The µBitx morse key input is a bit strange. There is only one wire going up into the Arduino Nano's analog input (Pin A6). That seem good enough for the straight key. What about Iambic paddle?

Turns out that one need to use two extra resistors, a 2.2k and a 10k resistors, 2.2k connected to the pins coming out of the dot paddle and a 10k to the dash paddle. There is already a 4.7k pullup resistor on the pin A6. So, either of these two resistors form the bottom part of a voltage divider circuit. There are four cases:

  1. Straight key
  2. Paddle (dot)
  3. Paddle (dash)
  4. Paddle (squeeze - dot-dash-dot-dash...)

Let us calculate the voltages generated for each of these cases.

In case #1, voltage goes to zero on key down.

In case #2, on pressing the dot paddle, one end of the 2.2k resistor gets grounded. The current from 5v, through the resistors 4.7k and 2.2k and voltage drop across 2.2k is around 1.6 volts.

In case #3, on pressing dash paddle, one end of the 10k is grounded. Voltage drop across the resistor is around 3.4v.

In case #4, both the keys are pressed, so 10k and 2.2k are in parallel, effectively having a resistance of around 1.8k. Voltage drop across it is then around 1.38v.

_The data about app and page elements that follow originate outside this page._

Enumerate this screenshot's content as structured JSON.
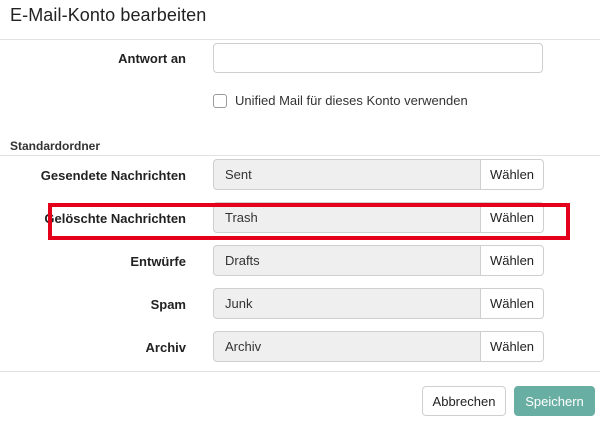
{
  "dialog": {
    "title": "E-Mail-Konto bearbeiten"
  },
  "reply_to": {
    "label": "Antwort an",
    "value": "",
    "placeholder": ""
  },
  "unified_mail": {
    "label": "Unified Mail für dieses Konto verwenden",
    "checked": false
  },
  "standard_folders": {
    "title": "Standardordner",
    "choose_label": "Wählen",
    "rows": [
      {
        "label": "Gesendete Nachrichten",
        "value": "Sent"
      },
      {
        "label": "Gelöschte Nachrichten",
        "value": "Trash"
      },
      {
        "label": "Entwürfe",
        "value": "Drafts"
      },
      {
        "label": "Spam",
        "value": "Junk"
      },
      {
        "label": "Archiv",
        "value": "Archiv"
      }
    ]
  },
  "footer": {
    "cancel_label": "Abbrechen",
    "save_label": "Speichern"
  },
  "colors": {
    "highlight": "#e4001b",
    "save_button": "#69aea3",
    "readonly_field": "#efefef"
  }
}
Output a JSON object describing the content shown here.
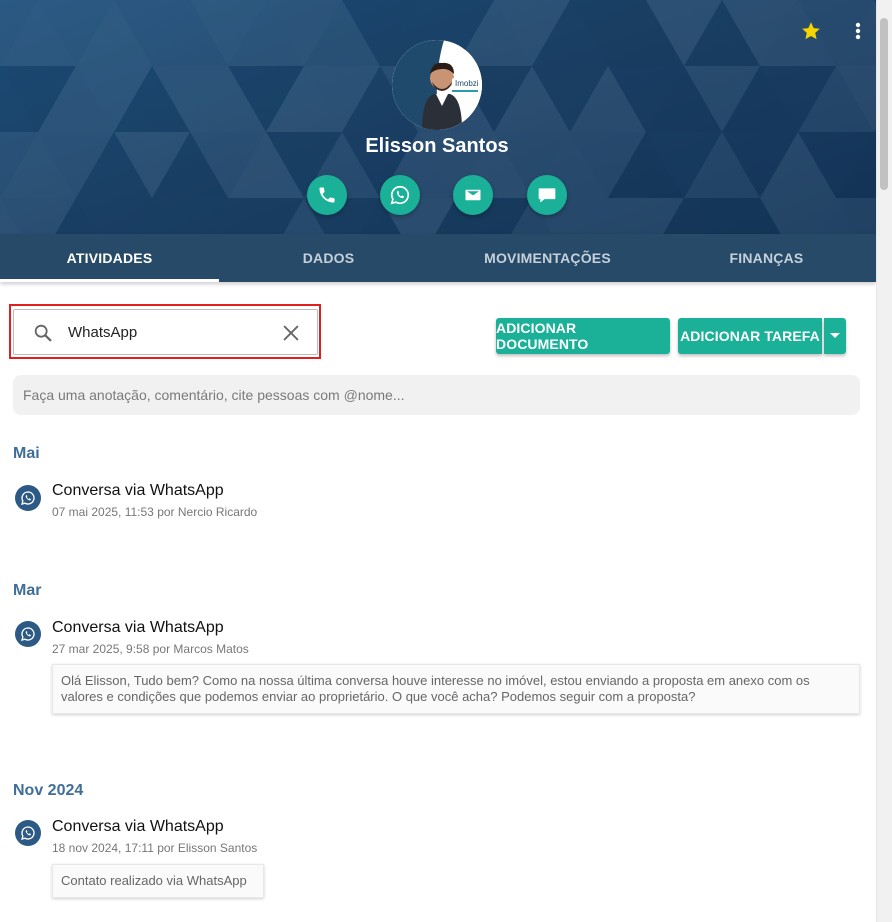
{
  "profile": {
    "name": "Elisson Santos",
    "avatar_brand_text": "Imobzi"
  },
  "header": {
    "favorite_icon": "star-icon",
    "menu_icon": "more-vert-icon",
    "actions": [
      {
        "name": "phone",
        "icon": "phone-icon"
      },
      {
        "name": "whatsapp",
        "icon": "whatsapp-icon"
      },
      {
        "name": "email",
        "icon": "mail-icon"
      },
      {
        "name": "message",
        "icon": "chat-icon"
      }
    ]
  },
  "tabs": [
    {
      "label": "ATIVIDADES",
      "active": true
    },
    {
      "label": "DADOS",
      "active": false
    },
    {
      "label": "MOVIMENTAÇÕES",
      "active": false
    },
    {
      "label": "FINANÇAS",
      "active": false
    }
  ],
  "search": {
    "value": "WhatsApp",
    "placeholder": ""
  },
  "buttons": {
    "add_document": "ADICIONAR DOCUMENTO",
    "add_task": "ADICIONAR TAREFA"
  },
  "note": {
    "placeholder": "Faça uma anotação, comentário, cite pessoas com @nome..."
  },
  "timeline": [
    {
      "month": "Mai",
      "items": [
        {
          "title": "Conversa via WhatsApp",
          "meta": "07 mai 2025, 11:53 por Nercio Ricardo",
          "note": ""
        }
      ]
    },
    {
      "month": "Mar",
      "items": [
        {
          "title": "Conversa via WhatsApp",
          "meta": "27 mar 2025, 9:58 por Marcos Matos",
          "note": "Olá Elisson, Tudo bem? Como na nossa última conversa houve interesse no imóvel, estou enviando a proposta em anexo com os valores e condições que podemos enviar ao proprietário. O que você acha? Podemos seguir com a proposta?"
        }
      ]
    },
    {
      "month": "Nov 2024",
      "items": [
        {
          "title": "Conversa via WhatsApp",
          "meta": "18 nov 2024, 17:11 por Elisson Santos",
          "note": "Contato realizado via WhatsApp"
        }
      ]
    }
  ],
  "colors": {
    "accent": "#1bb198",
    "header_bg": "#1b4268",
    "tabs_bg": "#264a68",
    "month_label": "#3f6e98",
    "highlight": "#e01f1f",
    "star": "#f5d400"
  }
}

This voltage is read by the ADC. The ADC resolution is 10-bits and any voltage between 0 and 5v is transformed into a 10-bit value uniformly. Rest is done in software